Data about app and page elements:

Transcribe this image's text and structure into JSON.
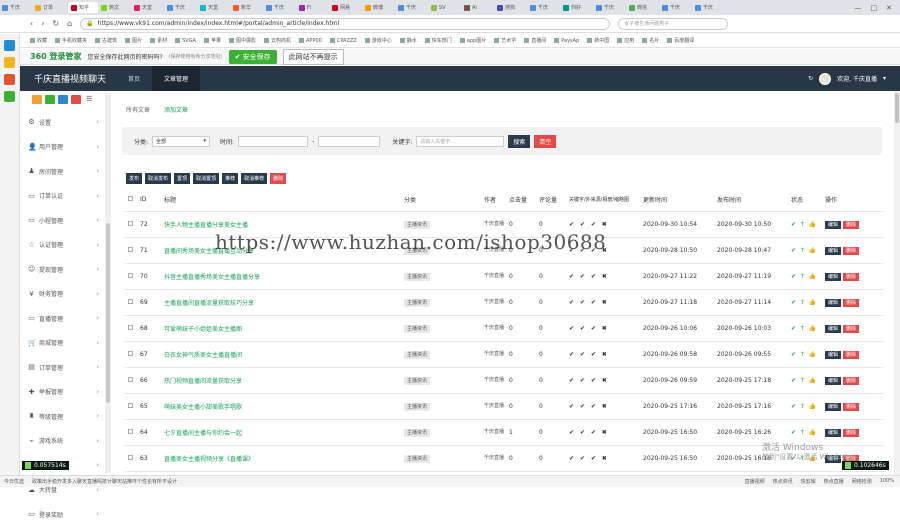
{
  "browser": {
    "tabs": [
      "千庆",
      "订单",
      "知乎",
      "热文",
      "天堂",
      "千庆",
      "天堂",
      "新华",
      "千庆",
      "Fi",
      "网易",
      "微博",
      "千庆",
      "SV",
      "Ai",
      "搜狗",
      "千庆",
      "你好",
      "千庆",
      "微信",
      "千庆",
      "千庆"
    ],
    "active_tab": "千庆",
    "url": "https://www.vk91.com/admin/index/index.html#/portal/admin_article/index.html",
    "search_placeholder": "女子被生命问题男子",
    "bookmarks": [
      "收藏",
      "手机收藏夹",
      "古建筑",
      "图片",
      "素材",
      "SVGA",
      "苹果",
      "图中展影",
      "云构商机",
      "APP00",
      "CPAZZZ",
      "游戏中心",
      "静水",
      "快车部门",
      "app图片",
      "艺术字",
      "直播间",
      "PaysAp",
      "新中国",
      "应用",
      "名片",
      "百度翻译"
    ]
  },
  "infobar": {
    "logo": "360 登录管家",
    "message": "您安全保存此网页的密码吗?",
    "hint": "(保存使用哈希分享地址)",
    "save_label": "安全保存",
    "dismiss_label": "此网站不再提示"
  },
  "app": {
    "title": "千庆直播视频聊天",
    "nav": [
      "首页",
      "文章管理"
    ],
    "user": "欢迎, 千庆直播"
  },
  "sidebar": {
    "items": [
      {
        "icon": "⚙",
        "label": "设置"
      },
      {
        "icon": "👤",
        "label": "用户管理"
      },
      {
        "icon": "♟",
        "label": "房间管理"
      },
      {
        "icon": "▭",
        "label": "订单认证"
      },
      {
        "icon": "▭",
        "label": "小程管理"
      },
      {
        "icon": "☆",
        "label": "认证管理"
      },
      {
        "icon": "☺",
        "label": "提现管理"
      },
      {
        "icon": "¥",
        "label": "财务管理"
      },
      {
        "icon": "▭",
        "label": "直播管理"
      },
      {
        "icon": "🛒",
        "label": "商城管理"
      },
      {
        "icon": "▤",
        "label": "订单管理"
      },
      {
        "icon": "✚",
        "label": "举报管理"
      },
      {
        "icon": "♜",
        "label": "等级管理"
      },
      {
        "icon": "⌁",
        "label": "游戏系统"
      },
      {
        "icon": "▤",
        "label": "店铺管理"
      },
      {
        "icon": "☁",
        "label": "大转盘"
      },
      {
        "icon": "▭",
        "label": "登录奖励"
      }
    ]
  },
  "subtabs": {
    "list": "所有文章",
    "add": "添加文章"
  },
  "filter": {
    "category_label": "分类:",
    "category_value": "全部",
    "time_label": "时间:",
    "keyword_label": "关键字:",
    "keyword_placeholder": "请输入关键字...",
    "search_label": "搜索",
    "clear_label": "清空"
  },
  "actions": [
    "发布",
    "取消发布",
    "置顶",
    "取消置顶",
    "推荐",
    "取消推荐",
    "删除"
  ],
  "table": {
    "headers": [
      "ID",
      "标题",
      "分类",
      "作者",
      "点击量",
      "评论量",
      "关键字/外来源/相册/缩略图",
      "更新时间",
      "发布时间",
      "状态",
      "操作"
    ],
    "rows": [
      {
        "id": "72",
        "title": "快手人物主播直播分享美女主播",
        "category": "主播资讯",
        "author": "千庆直播",
        "clicks": "0",
        "comments": "0",
        "flags": "✔ ✔ ✔ ✖",
        "updated": "2020-09-30 10:54",
        "published": "2020-09-30 10:50"
      },
      {
        "id": "71",
        "title": "直播间秀场美女主播直播互动分享",
        "category": "主播资讯",
        "author": "千庆直播",
        "clicks": "0",
        "comments": "0",
        "flags": "✔ ✔ ✔ ✖",
        "updated": "2020-09-28 10:50",
        "published": "2020-09-28 10:47"
      },
      {
        "id": "70",
        "title": "抖音主播直播秀场美女主播直播分享",
        "category": "主播资讯",
        "author": "千庆直播",
        "clicks": "0",
        "comments": "0",
        "flags": "✔ ✔ ✔ ✖",
        "updated": "2020-09-27 11:22",
        "published": "2020-09-27 11:19"
      },
      {
        "id": "69",
        "title": "主播直播间直播流量获取技巧分享",
        "category": "主播资讯",
        "author": "千庆直播",
        "clicks": "0",
        "comments": "0",
        "flags": "✔ ✔ ✔ ✖",
        "updated": "2020-09-27 11:18",
        "published": "2020-09-27 11:14"
      },
      {
        "id": "68",
        "title": "可爱萌妹子小姐姐美女主播图",
        "category": "主播资讯",
        "author": "千庆直播",
        "clicks": "0",
        "comments": "0",
        "flags": "✔ ✔ ✔ ✖",
        "updated": "2020-09-26 10:06",
        "published": "2020-09-26 10:03"
      },
      {
        "id": "67",
        "title": "白衣女神气质美女主播直播间",
        "category": "主播资讯",
        "author": "千庆直播",
        "clicks": "0",
        "comments": "0",
        "flags": "✔ ✔ ✔ ✖",
        "updated": "2020-09-26 09:58",
        "published": "2020-09-26 09:55"
      },
      {
        "id": "66",
        "title": "热门视频直播间流量获取分享",
        "category": "主播资讯",
        "author": "千庆直播",
        "clicks": "0",
        "comments": "0",
        "flags": "✔ ✔ ✔ ✖",
        "updated": "2020-09-26 09:59",
        "published": "2020-09-25 17:18"
      },
      {
        "id": "65",
        "title": "萌妹美女主播小甜美歌手唱歌",
        "category": "主播资讯",
        "author": "千庆直播",
        "clicks": "0",
        "comments": "0",
        "flags": "✔ ✔ ✔ ✖",
        "updated": "2020-09-25 17:16",
        "published": "2020-09-25 17:16"
      },
      {
        "id": "64",
        "title": "七夕直播间主播与你约会一起",
        "category": "主播资讯",
        "author": "千庆直播",
        "clicks": "1",
        "comments": "0",
        "flags": "✔ ✔ ✔ ✖",
        "updated": "2020-09-25 16:50",
        "published": "2020-09-25 16:26"
      },
      {
        "id": "63",
        "title": "直播美女主播视频分享《直播课》",
        "category": "主播资讯",
        "author": "千庆直播",
        "clicks": "0",
        "comments": "0",
        "flags": "✔ ✔ ✔ ✖",
        "updated": "2020-09-25 16:50",
        "published": "2020-09-25 16:18"
      }
    ],
    "status_icons": "✔ ↑ 👍",
    "edit_label": "编辑",
    "delete_label": "删除"
  },
  "overlay": {
    "watermark": "https://www.huzhan.com/ishop30688",
    "activation_line1": "激活 Windows",
    "activation_line2": "转到\"设置\"以激活 Windows。"
  },
  "perf": {
    "left": "0.057514s",
    "right": "0.102646s"
  },
  "statusbar": {
    "left": "今日优选",
    "news": "政策出手稳开发多入聊天直播吗技计聊天站推环个性论有所不设计",
    "right": [
      "直播视频",
      "热点资讯",
      "快剪辑",
      "热点直播",
      "网络检测"
    ],
    "zoom": "100%"
  },
  "colors": {
    "header": "#283645",
    "link": "#18a058",
    "danger": "#e04b4b",
    "dark_btn": "#2a3a4c",
    "save_green": "#3cb034"
  }
}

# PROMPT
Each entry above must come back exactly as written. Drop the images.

# YOUR SOLUTION
Transcribe this image's text and structure into JSON.
{
  "browser": {
    "tabs": [
      "千庆",
      "订单",
      "知乎",
      "热文",
      "天堂",
      "千庆",
      "天堂",
      "新华",
      "千庆",
      "Fi",
      "网易",
      "微博",
      "千庆",
      "SV",
      "Ai",
      "搜狗",
      "千庆",
      "你好",
      "千庆",
      "微信",
      "千庆",
      "千庆"
    ],
    "active_tab": "千庆",
    "url": "https://www.vk91.com/admin/index/index.html#/portal/admin_article/index.html",
    "search_placeholder": "女子被生命问题男子",
    "bookmarks": [
      "收藏",
      "手机收藏夹",
      "古建筑",
      "图片",
      "素材",
      "SVGA",
      "苹果",
      "图中展影",
      "云构商机",
      "APP00",
      "CPAZZZ",
      "游戏中心",
      "静水",
      "快车部门",
      "app图片",
      "艺术字",
      "直播间",
      "PaysAp",
      "新中国",
      "应用",
      "名片",
      "百度翻译"
    ]
  },
  "infobar": {
    "logo": "360 登录管家",
    "message": "您安全保存此网页的密码吗?",
    "hint": "(保存使用哈希分享地址)",
    "save_label": "安全保存",
    "dismiss_label": "此网站不再提示"
  },
  "app": {
    "title": "千庆直播视频聊天",
    "nav": [
      "首页",
      "文章管理"
    ],
    "user": "欢迎, 千庆直播"
  },
  "sidebar": {
    "items": [
      {
        "icon": "⚙",
        "label": "设置"
      },
      {
        "icon": "👤",
        "label": "用户管理"
      },
      {
        "icon": "♟",
        "label": "房间管理"
      },
      {
        "icon": "▭",
        "label": "订单认证"
      },
      {
        "icon": "▭",
        "label": "小程管理"
      },
      {
        "icon": "☆",
        "label": "认证管理"
      },
      {
        "icon": "☺",
        "label": "提现管理"
      },
      {
        "icon": "¥",
        "label": "财务管理"
      },
      {
        "icon": "▭",
        "label": "直播管理"
      },
      {
        "icon": "🛒",
        "label": "商城管理"
      },
      {
        "icon": "▤",
        "label": "订单管理"
      },
      {
        "icon": "✚",
        "label": "举报管理"
      },
      {
        "icon": "♜",
        "label": "等级管理"
      },
      {
        "icon": "⌁",
        "label": "游戏系统"
      },
      {
        "icon": "▤",
        "label": "店铺管理"
      },
      {
        "icon": "☁",
        "label": "大转盘"
      },
      {
        "icon": "▭",
        "label": "登录奖励"
      }
    ]
  },
  "subtabs": {
    "list": "所有文章",
    "add": "添加文章"
  },
  "filter": {
    "category_label": "分类:",
    "category_value": "全部",
    "time_label": "时间:",
    "keyword_label": "关键字:",
    "keyword_placeholder": "请输入关键字...",
    "search_label": "搜索",
    "clear_label": "清空"
  },
  "actions": [
    "发布",
    "取消发布",
    "置顶",
    "取消置顶",
    "推荐",
    "取消推荐",
    "删除"
  ],
  "table": {
    "headers": [
      "ID",
      "标题",
      "分类",
      "作者",
      "点击量",
      "评论量",
      "关键字/外来源/相册/缩略图",
      "更新时间",
      "发布时间",
      "状态",
      "操作"
    ],
    "rows": [
      {
        "id": "72",
        "title": "快手人物主播直播分享美女主播",
        "category": "主播资讯",
        "author": "千庆直播",
        "clicks": "0",
        "comments": "0",
        "flags": "✔ ✔ ✔ ✖",
        "updated": "2020-09-30 10:54",
        "published": "2020-09-30 10:50"
      },
      {
        "id": "71",
        "title": "直播间秀场美女主播直播互动分享",
        "category": "主播资讯",
        "author": "千庆直播",
        "clicks": "0",
        "comments": "0",
        "flags": "✔ ✔ ✔ ✖",
        "updated": "2020-09-28 10:50",
        "published": "2020-09-28 10:47"
      },
      {
        "id": "70",
        "title": "抖音主播直播秀场美女主播直播分享",
        "category": "主播资讯",
        "author": "千庆直播",
        "clicks": "0",
        "comments": "0",
        "flags": "✔ ✔ ✔ ✖",
        "updated": "2020-09-27 11:22",
        "published": "2020-09-27 11:19"
      },
      {
        "id": "69",
        "title": "主播直播间直播流量获取技巧分享",
        "category": "主播资讯",
        "author": "千庆直播",
        "clicks": "0",
        "comments": "0",
        "flags": "✔ ✔ ✔ ✖",
        "updated": "2020-09-27 11:18",
        "published": "2020-09-27 11:14"
      },
      {
        "id": "68",
        "title": "可爱萌妹子小姐姐美女主播图",
        "category": "主播资讯",
        "author": "千庆直播",
        "clicks": "0",
        "comments": "0",
        "flags": "✔ ✔ ✔ ✖",
        "updated": "2020-09-26 10:06",
        "published": "2020-09-26 10:03"
      },
      {
        "id": "67",
        "title": "白衣女神气质美女主播直播间",
        "category": "主播资讯",
        "author": "千庆直播",
        "clicks": "0",
        "comments": "0",
        "flags": "✔ ✔ ✔ ✖",
        "updated": "2020-09-26 09:58",
        "published": "2020-09-26 09:55"
      },
      {
        "id": "66",
        "title": "热门视频直播间流量获取分享",
        "category": "主播资讯",
        "author": "千庆直播",
        "clicks": "0",
        "comments": "0",
        "flags": "✔ ✔ ✔ ✖",
        "updated": "2020-09-26 09:59",
        "published": "2020-09-25 17:18"
      },
      {
        "id": "65",
        "title": "萌妹美女主播小甜美歌手唱歌",
        "category": "主播资讯",
        "author": "千庆直播",
        "clicks": "0",
        "comments": "0",
        "flags": "✔ ✔ ✔ ✖",
        "updated": "2020-09-25 17:16",
        "published": "2020-09-25 17:16"
      },
      {
        "id": "64",
        "title": "七夕直播间主播与你约会一起",
        "category": "主播资讯",
        "author": "千庆直播",
        "clicks": "1",
        "comments": "0",
        "flags": "✔ ✔ ✔ ✖",
        "updated": "2020-09-25 16:50",
        "published": "2020-09-25 16:26"
      },
      {
        "id": "63",
        "title": "直播美女主播视频分享《直播课》",
        "category": "主播资讯",
        "author": "千庆直播",
        "clicks": "0",
        "comments": "0",
        "flags": "✔ ✔ ✔ ✖",
        "updated": "2020-09-25 16:50",
        "published": "2020-09-25 16:18"
      }
    ],
    "status_icons": "✔ ↑ 👍",
    "edit_label": "编辑",
    "delete_label": "删除"
  },
  "overlay": {
    "watermark": "https://www.huzhan.com/ishop30688",
    "activation_line1": "激活 Windows",
    "activation_line2": "转到\"设置\"以激活 Windows。"
  },
  "perf": {
    "left": "0.057514s",
    "right": "0.102646s"
  },
  "statusbar": {
    "left": "今日优选",
    "news": "政策出手稳开发多入聊天直播吗技计聊天站推环个性论有所不设计",
    "right": [
      "直播视频",
      "热点资讯",
      "快剪辑",
      "热点直播",
      "网络检测"
    ],
    "zoom": "100%"
  },
  "colors": {
    "header": "#283645",
    "link": "#18a058",
    "danger": "#e04b4b",
    "dark_btn": "#2a3a4c",
    "save_green": "#3cb034"
  }
}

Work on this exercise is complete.